flourished and experimented with unconventional materials such as printed glass, celluloid and glitter. By September 1981, when Jasper Morrison, Sir Terence Conran and the design world were introduced to Memphis at the Arc ’74 showroom, the group had developed a cohesive language of boldly coloured laminates, gaudy patterns and formal appropriations that became the movement’s signature. With the fervent support of Radice, who drafted up press releases for the group, news of the Memphis collection spread quickly, causing a commotion through the international media. Some attendees of the Arc ’74 showcase praised it as a welcome reprieve from the dull, pragmatic and Bauhaus minimalism that had dominated furniture design for much of the 20th century. Memphis found immediate success and, over the next seven years, the group produced a slew of bold and distinctly colourful furniture pieces that have become all but synonymous with 1980s postmodernism. Designers set firmly in the tenants of modernism, however, dismissed the work as absurd. Memphis was, “funny, peculiar and rather like the emperor’s new clothes,” said Conran. “It was not to be taken seriously.”4 Many criticised the movement for its lack of taste, over the top excessiveness and what was often read as a sense of insincerity and visual irony. Memphis quickly became a household name, however, spreading out beyond the design community. The work aligned well with the general post-punk image of the early 1980s. It was the perfect blend of pop art, humour and postmodern theory to captivate a wide audience. Many trendsetters, like fashion designer Karl Lagerfeld and architect Philip Johnson, had their homes and offices furnished in the Memphis style. American architect Michael Graves, Javier Mariscal from Spain, and Arata Isozaki and Shiro Kuramata from Japan joined their ranks adding an international appeal. There were shows and

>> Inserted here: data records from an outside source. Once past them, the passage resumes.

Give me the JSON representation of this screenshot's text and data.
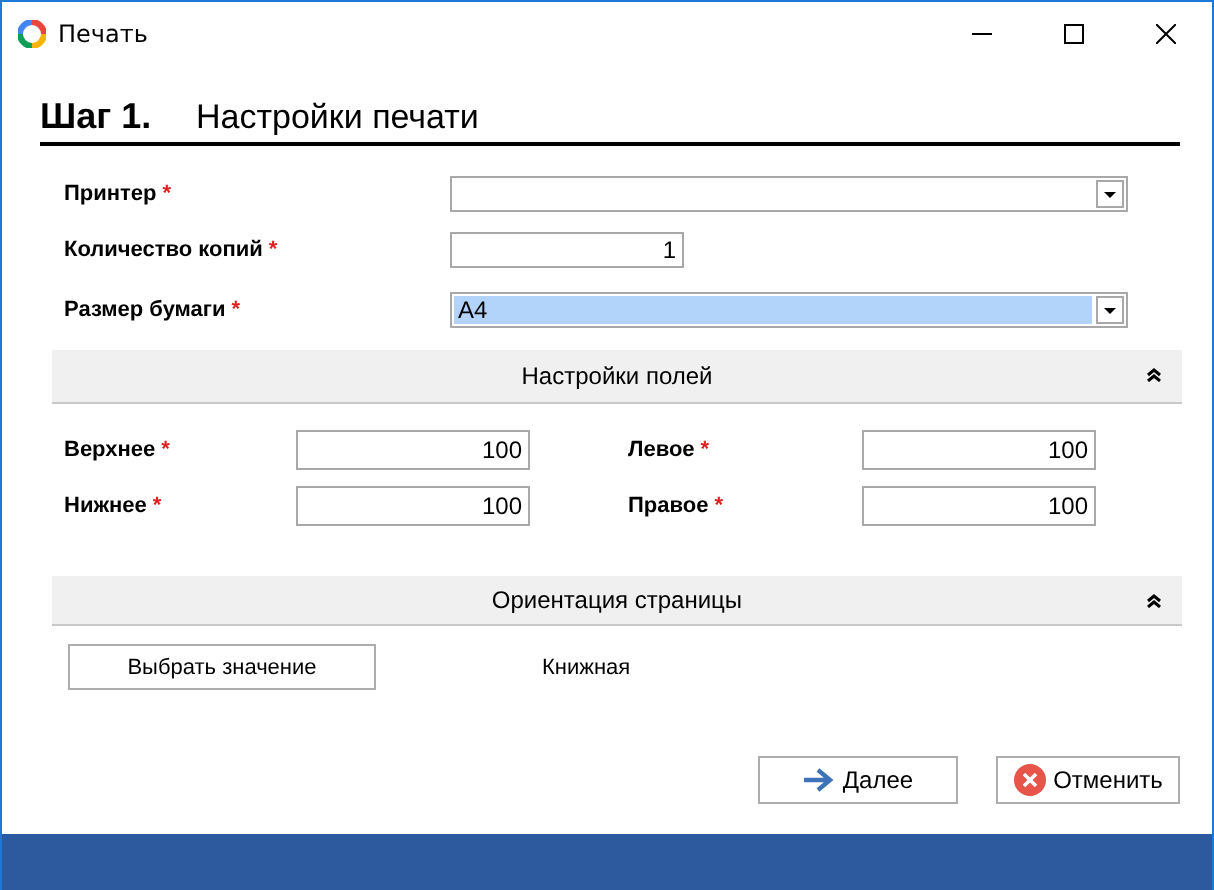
{
  "window": {
    "title": "Печать"
  },
  "step": {
    "number": "Шаг 1.",
    "title": "Настройки печати"
  },
  "fields": [
    {
      "label": "Принтер",
      "required_mark": "*",
      "kind": "dropdown"
    },
    {
      "label": "Количество копий",
      "required_mark": "*",
      "kind": "number",
      "value": "1"
    },
    {
      "label": "Размер бумаги",
      "required_mark": "*",
      "kind": "dropdown",
      "value": "A4",
      "highlighted": true
    }
  ],
  "margins_section": {
    "title": "Настройки полей",
    "expanded": true,
    "fields": [
      {
        "label": "Верхнее",
        "required_mark": "*",
        "value": "100"
      },
      {
        "label": "Левое",
        "required_mark": "*",
        "value": "100"
      },
      {
        "label": "Нижнее",
        "required_mark": "*",
        "value": "100"
      },
      {
        "label": "Правое",
        "required_mark": "*",
        "value": "100"
      }
    ]
  },
  "orientation_section": {
    "title": "Ориентация страницы",
    "expanded": true,
    "button": "Выбрать значение",
    "value": "Книжная"
  },
  "buttons": [
    {
      "kind": "next",
      "label": "Далее"
    },
    {
      "kind": "cancel",
      "label": "Отменить"
    }
  ]
}
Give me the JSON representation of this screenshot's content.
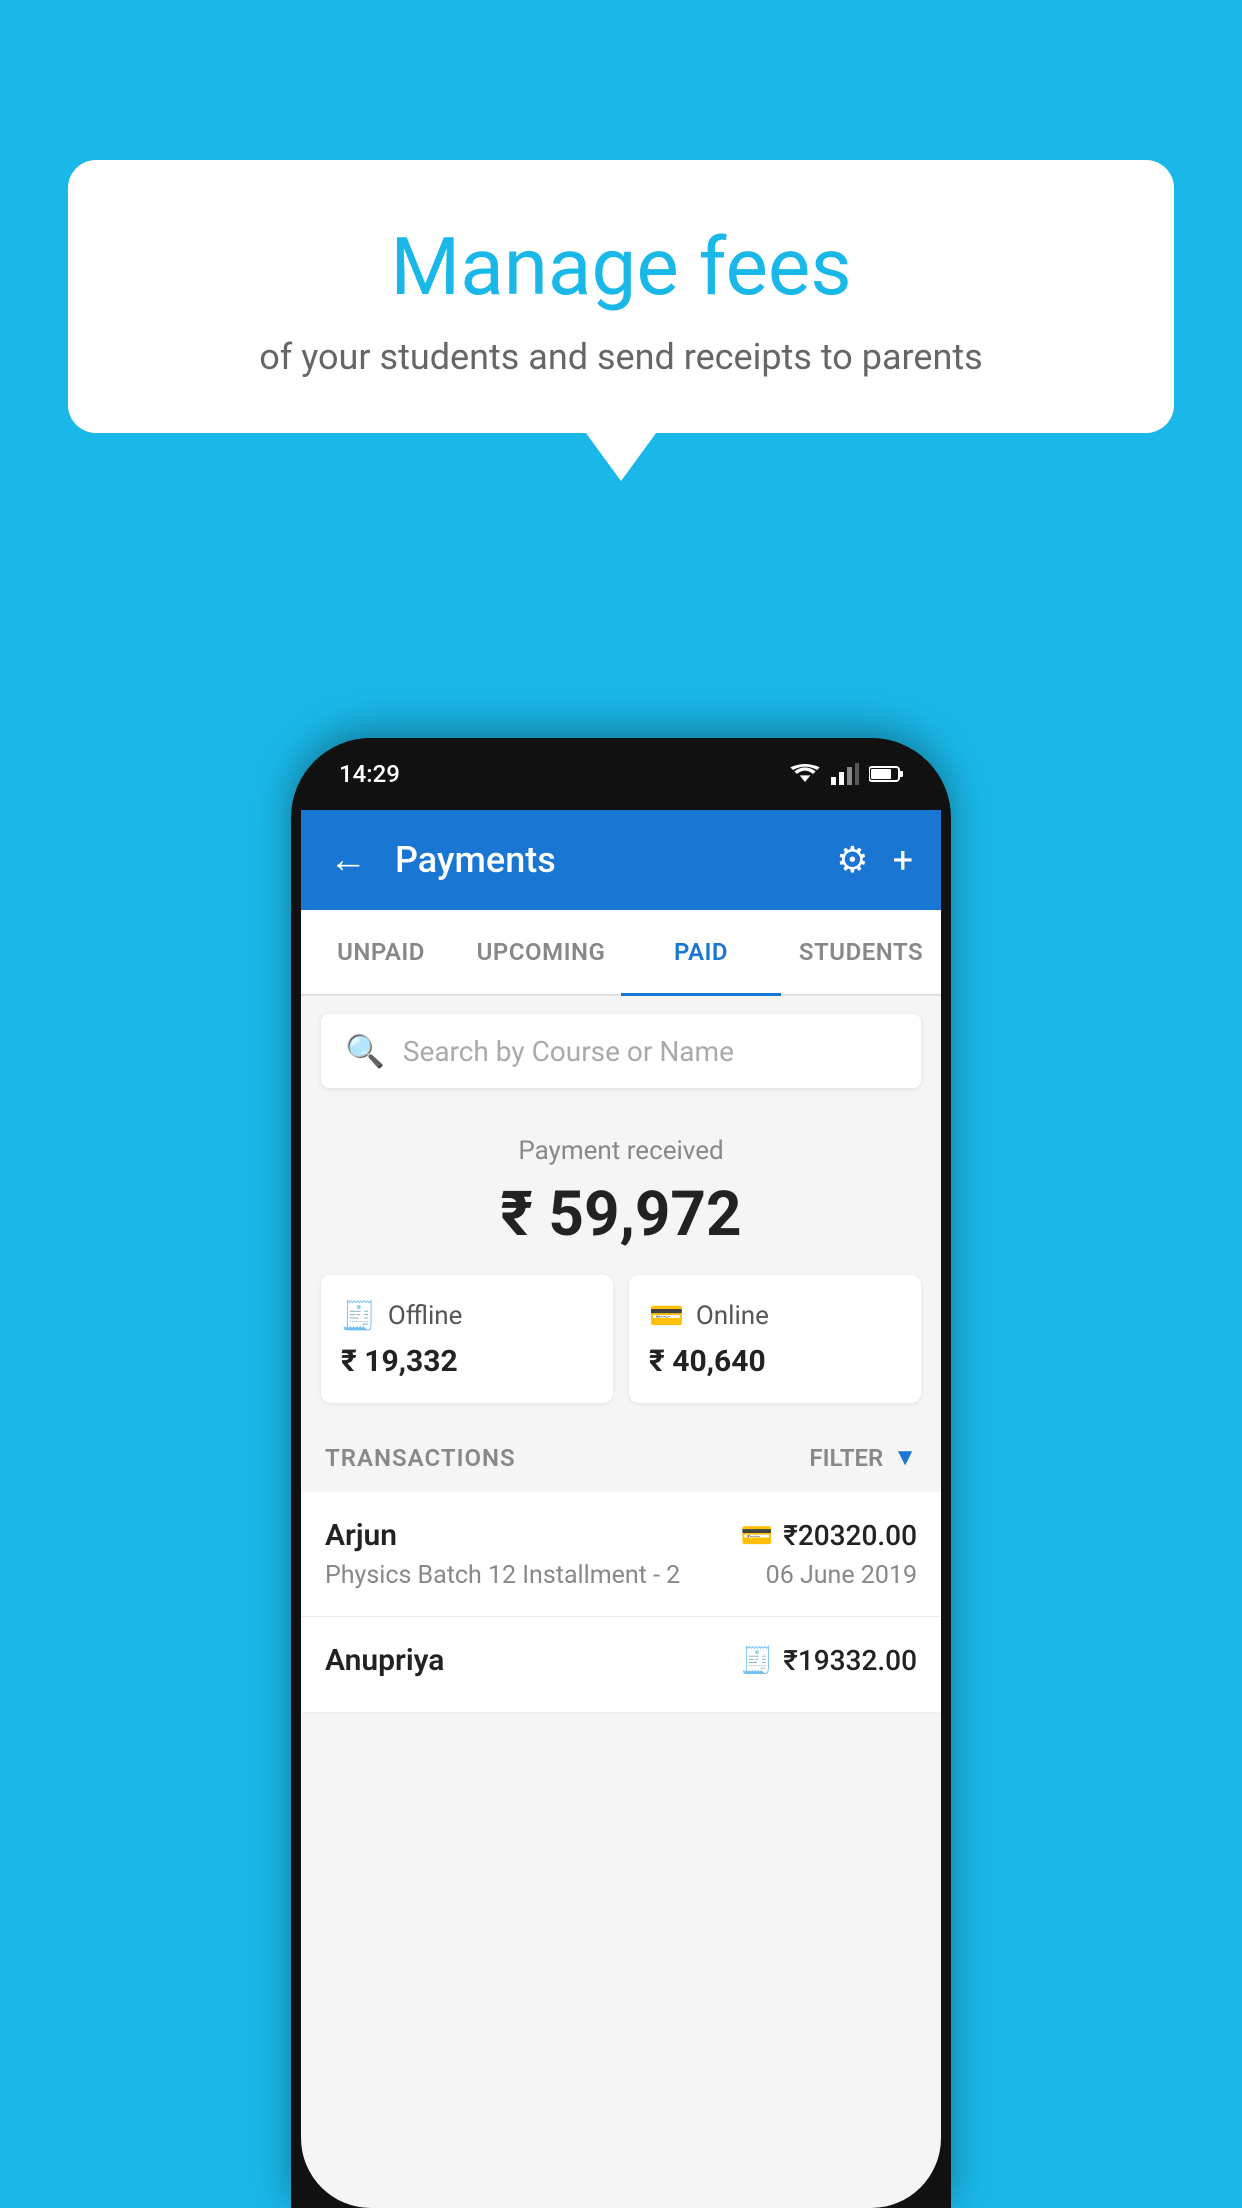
{
  "background_color": "#1ab8e8",
  "speech_bubble": {
    "title": "Manage fees",
    "subtitle": "of your students and send receipts to parents"
  },
  "phone": {
    "status_bar": {
      "time": "14:29"
    },
    "app_bar": {
      "title": "Payments",
      "back_label": "←",
      "settings_icon": "⚙",
      "add_icon": "+"
    },
    "tabs": [
      {
        "label": "UNPAID",
        "active": false
      },
      {
        "label": "UPCOMING",
        "active": false
      },
      {
        "label": "PAID",
        "active": true
      },
      {
        "label": "STUDENTS",
        "active": false
      }
    ],
    "search": {
      "placeholder": "Search by Course or Name"
    },
    "payment_summary": {
      "label": "Payment received",
      "total": "₹ 59,972",
      "offline_label": "Offline",
      "offline_amount": "₹ 19,332",
      "online_label": "Online",
      "online_amount": "₹ 40,640"
    },
    "transactions": {
      "header_label": "TRANSACTIONS",
      "filter_label": "FILTER",
      "items": [
        {
          "name": "Arjun",
          "course": "Physics Batch 12 Installment - 2",
          "amount": "₹20320.00",
          "date": "06 June 2019",
          "type_icon": "💳"
        },
        {
          "name": "Anupriya",
          "course": "",
          "amount": "₹19332.00",
          "date": "",
          "type_icon": "🧾"
        }
      ]
    }
  }
}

Shapes are not anything new! We just try to apply them across different mediums and use them for their natural characteristics. Often there is no need to make anything more complicated than a basic shape.

Illustration Peter Borg

40022_12-15_longform.indd 13

14/01/14 2:24 PM

Desktop Feb/March.14  
Desktop Feb/March.14  

Design as activity: How ways of looking, living and doing can help break your design formula.